  1. Jim Baird says:

    And yet oil tankers deadhead to the Middle East with salt water in their ballast tanks?

  2. Jack Burton says:

    Years back someone tried to bring a tanker into the Great Lakes, a smaller one of course, and fill it with fresh lake water for a journey to the Middle East where the water was already sold under contract. This is drinking water quality, and valued much higher than oil. Canada got wind of the scheme and stepped in to stop it. Canada has interests in the Great Lakes as it is an international body of water under all kinds of mutual agreements between the US and Canada and between individual states and provinces.
    It was one of the first actual tries to get this water, more will come from a thirsty US Midwest.
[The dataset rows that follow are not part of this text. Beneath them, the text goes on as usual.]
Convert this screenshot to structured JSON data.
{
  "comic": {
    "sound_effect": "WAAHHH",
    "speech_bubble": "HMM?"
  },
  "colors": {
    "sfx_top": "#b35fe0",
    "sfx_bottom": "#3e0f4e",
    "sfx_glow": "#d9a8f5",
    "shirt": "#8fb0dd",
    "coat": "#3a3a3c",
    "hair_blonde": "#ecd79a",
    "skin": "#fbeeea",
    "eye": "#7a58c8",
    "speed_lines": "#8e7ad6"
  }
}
Yet lake levels are slowly falling already, due to warmer summers and less snow in winter. If this trend continues, Great Lakes shipping could be in crisis by the end of this decade.

  3. Jim Baird says:
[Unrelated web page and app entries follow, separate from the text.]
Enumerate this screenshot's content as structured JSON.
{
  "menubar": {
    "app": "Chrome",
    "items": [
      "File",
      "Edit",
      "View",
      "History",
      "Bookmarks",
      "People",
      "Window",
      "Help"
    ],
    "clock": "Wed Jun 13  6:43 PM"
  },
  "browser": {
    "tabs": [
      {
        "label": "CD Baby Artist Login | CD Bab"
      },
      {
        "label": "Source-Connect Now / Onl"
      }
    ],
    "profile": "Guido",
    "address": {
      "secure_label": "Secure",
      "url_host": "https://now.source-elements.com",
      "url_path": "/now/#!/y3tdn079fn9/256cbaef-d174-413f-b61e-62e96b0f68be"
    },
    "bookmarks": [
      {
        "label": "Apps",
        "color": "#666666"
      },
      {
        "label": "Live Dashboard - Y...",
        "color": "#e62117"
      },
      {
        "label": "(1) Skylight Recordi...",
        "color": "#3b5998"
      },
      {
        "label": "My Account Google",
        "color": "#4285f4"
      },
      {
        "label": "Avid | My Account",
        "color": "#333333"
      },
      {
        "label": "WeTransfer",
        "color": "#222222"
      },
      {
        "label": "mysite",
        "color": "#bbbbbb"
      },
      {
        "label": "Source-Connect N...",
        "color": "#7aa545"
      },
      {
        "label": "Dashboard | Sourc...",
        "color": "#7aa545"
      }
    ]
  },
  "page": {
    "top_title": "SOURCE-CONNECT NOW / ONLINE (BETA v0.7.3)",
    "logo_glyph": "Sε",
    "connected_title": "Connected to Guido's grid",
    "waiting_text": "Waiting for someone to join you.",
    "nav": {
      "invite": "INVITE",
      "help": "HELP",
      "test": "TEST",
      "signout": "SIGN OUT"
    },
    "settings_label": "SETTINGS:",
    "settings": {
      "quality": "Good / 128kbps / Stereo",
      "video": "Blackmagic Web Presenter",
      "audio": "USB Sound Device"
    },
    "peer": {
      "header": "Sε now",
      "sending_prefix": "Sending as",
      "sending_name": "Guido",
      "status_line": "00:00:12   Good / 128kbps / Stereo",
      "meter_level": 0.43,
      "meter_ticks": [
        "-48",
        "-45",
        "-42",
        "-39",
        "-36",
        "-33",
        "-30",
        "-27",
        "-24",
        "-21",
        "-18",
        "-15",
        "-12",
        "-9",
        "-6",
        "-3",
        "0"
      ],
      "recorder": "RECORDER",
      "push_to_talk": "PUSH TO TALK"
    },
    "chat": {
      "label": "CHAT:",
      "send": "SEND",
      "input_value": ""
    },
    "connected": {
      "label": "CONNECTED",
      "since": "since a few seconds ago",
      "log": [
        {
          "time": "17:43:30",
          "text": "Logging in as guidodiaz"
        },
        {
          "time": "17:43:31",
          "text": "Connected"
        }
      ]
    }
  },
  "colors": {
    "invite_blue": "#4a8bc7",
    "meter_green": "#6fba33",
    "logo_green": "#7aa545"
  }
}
    Jack as a Canadian I find this to be extremely short sighted. Living in British Columbia doubly so. We have regions of the province where rainfall averages exceed 10 feet per year thanks to Nature’s desalination efforts. Nearly all of this ends up back in the Pacific doing nonone any good.

    Wrote piece on this at

    As to Great Lakes, the Great Recycling and Northern Development Canal could alleviate this the problem, while supply power and water for export.

    Canada has 20% of the world’s fresh water and 60% of this flows north. There are 3 corridors which can be reversed to North America’s benefit.

  4. Robert In New Orleans says:

    Maybe Canada should be exporting freshwater instead of high carbon tar oil.

  5. Mark Shapiro says:

    The map shows severe drought in Spain, Portugal, Italy, Greece, and Syria.

    The news shows severe problems in Spain, Portugal, Italy, Greece, and Syria.

    Hmmm . . .

  6. Rabid Doomsayer says:

    So very much less water available in a politically unstable area. Gwynne Dyer had the timing too far out.

  7. Colorado Bob says:

    Drought causes worldwide olive shortage
    Prices for olives and olive oil rising sharply

    The cause? As much as a 60 percent drop in the fall 2012 harvest in Spain and the Mediterranean, the world’s largest olive producing region.

  8. Joan Savage says:

    Compare this to the discovery that evaporation from irrigation in California’s Central Valley contributes to clouds that carry rain eastward to as far as Colorado and Nebraska.

    What is happening in the Middle East to the aquifer-sourced water that is lost in evaporation? Which way does the wind blow?